▶ [Work instructions]: Below are the entries; state how many of their lines contain the string "screenshot", and nothing more.

▶ [Input records]:
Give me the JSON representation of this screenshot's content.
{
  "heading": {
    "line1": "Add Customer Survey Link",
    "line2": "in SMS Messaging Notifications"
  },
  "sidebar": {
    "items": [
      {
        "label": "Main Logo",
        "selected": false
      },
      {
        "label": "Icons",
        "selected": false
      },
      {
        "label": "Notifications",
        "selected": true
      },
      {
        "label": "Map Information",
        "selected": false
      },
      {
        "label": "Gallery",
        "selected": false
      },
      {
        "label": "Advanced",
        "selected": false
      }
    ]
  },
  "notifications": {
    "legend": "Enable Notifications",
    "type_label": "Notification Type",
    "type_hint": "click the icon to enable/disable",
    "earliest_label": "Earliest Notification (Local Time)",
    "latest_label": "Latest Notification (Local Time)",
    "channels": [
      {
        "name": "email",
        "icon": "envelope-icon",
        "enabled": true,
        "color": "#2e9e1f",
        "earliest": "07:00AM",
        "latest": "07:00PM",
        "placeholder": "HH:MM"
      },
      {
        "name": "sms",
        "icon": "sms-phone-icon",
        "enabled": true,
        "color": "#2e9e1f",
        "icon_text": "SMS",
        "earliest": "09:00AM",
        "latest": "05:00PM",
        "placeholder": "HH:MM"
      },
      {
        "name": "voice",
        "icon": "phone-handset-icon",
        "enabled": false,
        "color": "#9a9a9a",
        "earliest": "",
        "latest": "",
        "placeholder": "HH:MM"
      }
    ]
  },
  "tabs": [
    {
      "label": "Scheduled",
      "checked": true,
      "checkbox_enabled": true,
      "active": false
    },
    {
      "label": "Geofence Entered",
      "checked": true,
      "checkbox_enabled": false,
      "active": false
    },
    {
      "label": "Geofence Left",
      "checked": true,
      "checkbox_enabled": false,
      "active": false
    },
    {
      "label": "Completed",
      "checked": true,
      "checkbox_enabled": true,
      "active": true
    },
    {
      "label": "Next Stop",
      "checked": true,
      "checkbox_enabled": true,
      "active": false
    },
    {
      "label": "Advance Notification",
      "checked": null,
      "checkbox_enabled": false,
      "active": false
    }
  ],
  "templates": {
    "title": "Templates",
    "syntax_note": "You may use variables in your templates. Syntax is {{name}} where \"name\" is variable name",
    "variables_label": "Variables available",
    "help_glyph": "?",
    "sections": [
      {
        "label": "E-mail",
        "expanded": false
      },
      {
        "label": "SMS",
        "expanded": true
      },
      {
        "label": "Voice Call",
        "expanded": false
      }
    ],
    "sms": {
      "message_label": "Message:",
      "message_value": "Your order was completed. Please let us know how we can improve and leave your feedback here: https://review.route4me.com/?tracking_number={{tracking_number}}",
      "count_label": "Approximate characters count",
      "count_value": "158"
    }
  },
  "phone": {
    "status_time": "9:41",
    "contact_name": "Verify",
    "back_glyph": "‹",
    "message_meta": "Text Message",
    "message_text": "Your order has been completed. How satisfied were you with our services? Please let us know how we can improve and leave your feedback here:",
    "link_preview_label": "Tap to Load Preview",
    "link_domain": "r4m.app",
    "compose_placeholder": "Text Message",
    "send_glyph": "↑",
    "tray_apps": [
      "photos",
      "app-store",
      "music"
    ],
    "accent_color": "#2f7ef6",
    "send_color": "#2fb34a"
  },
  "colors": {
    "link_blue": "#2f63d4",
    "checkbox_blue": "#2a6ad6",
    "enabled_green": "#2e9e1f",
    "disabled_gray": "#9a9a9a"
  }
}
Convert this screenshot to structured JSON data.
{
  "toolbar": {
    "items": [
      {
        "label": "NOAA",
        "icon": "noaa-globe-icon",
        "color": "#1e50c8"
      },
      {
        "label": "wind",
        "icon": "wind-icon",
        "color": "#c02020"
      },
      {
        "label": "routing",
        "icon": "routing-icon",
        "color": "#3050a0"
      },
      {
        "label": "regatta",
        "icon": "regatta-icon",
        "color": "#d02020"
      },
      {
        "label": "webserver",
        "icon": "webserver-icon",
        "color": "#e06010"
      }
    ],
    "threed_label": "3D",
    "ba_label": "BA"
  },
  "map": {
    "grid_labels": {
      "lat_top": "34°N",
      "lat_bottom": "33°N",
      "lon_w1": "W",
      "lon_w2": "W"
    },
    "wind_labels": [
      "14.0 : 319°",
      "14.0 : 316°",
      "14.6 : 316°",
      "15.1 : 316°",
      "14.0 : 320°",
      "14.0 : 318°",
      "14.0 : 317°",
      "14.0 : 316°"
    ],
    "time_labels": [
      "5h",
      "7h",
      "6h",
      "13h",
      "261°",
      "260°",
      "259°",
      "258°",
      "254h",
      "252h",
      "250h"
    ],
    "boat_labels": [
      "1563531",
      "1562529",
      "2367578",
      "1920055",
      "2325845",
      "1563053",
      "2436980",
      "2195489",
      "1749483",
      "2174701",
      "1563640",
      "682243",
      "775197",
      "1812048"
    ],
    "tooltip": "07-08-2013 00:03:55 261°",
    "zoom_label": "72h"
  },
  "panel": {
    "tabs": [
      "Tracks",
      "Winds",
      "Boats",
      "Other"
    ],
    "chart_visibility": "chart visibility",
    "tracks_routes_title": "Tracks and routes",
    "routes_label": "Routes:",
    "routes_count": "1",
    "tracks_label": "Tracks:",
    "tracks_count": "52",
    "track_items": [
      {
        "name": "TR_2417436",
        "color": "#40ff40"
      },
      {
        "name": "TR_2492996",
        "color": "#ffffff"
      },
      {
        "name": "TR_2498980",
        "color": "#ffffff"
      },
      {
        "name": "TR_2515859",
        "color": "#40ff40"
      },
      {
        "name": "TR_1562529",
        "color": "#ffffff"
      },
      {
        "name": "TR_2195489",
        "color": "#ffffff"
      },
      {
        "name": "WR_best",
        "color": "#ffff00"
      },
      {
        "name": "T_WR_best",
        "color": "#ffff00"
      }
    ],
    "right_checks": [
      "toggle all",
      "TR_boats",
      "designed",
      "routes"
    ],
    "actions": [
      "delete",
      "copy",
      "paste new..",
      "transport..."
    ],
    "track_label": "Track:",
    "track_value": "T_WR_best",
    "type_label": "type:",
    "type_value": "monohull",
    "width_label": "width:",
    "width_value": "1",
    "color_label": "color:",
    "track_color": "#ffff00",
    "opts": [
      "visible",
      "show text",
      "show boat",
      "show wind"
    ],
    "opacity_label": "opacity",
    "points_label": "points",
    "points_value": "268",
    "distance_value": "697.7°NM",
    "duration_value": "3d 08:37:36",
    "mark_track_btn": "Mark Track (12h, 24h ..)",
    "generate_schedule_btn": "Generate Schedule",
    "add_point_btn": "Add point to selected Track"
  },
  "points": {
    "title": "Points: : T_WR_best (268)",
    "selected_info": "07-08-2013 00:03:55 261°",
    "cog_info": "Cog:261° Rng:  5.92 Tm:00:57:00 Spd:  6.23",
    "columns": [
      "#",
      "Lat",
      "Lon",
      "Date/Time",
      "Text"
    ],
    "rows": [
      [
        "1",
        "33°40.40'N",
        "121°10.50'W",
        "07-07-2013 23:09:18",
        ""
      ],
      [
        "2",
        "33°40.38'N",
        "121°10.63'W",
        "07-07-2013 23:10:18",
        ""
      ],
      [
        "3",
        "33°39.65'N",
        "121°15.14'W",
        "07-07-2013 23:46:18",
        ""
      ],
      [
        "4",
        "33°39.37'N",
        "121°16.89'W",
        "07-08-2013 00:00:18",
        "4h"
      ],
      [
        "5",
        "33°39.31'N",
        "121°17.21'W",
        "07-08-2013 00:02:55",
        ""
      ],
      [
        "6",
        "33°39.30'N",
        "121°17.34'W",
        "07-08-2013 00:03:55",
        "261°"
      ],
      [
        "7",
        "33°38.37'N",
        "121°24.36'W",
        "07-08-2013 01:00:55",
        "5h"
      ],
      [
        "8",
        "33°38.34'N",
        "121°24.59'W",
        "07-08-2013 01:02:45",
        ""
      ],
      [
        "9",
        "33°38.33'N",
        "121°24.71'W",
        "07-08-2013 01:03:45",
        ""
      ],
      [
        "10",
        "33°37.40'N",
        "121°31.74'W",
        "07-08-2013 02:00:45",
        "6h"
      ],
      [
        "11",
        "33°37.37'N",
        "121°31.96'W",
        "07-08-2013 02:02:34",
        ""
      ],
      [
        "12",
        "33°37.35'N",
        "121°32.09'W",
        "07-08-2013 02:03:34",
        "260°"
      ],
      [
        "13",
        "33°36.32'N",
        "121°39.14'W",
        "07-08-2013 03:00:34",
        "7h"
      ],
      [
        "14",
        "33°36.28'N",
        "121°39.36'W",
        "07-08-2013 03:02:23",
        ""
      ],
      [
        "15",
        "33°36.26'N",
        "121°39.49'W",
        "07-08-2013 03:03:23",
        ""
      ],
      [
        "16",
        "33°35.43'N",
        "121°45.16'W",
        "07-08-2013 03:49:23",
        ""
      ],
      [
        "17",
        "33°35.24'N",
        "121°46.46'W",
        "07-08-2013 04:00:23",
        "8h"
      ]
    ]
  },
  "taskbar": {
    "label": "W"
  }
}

▶ [Reply]: 2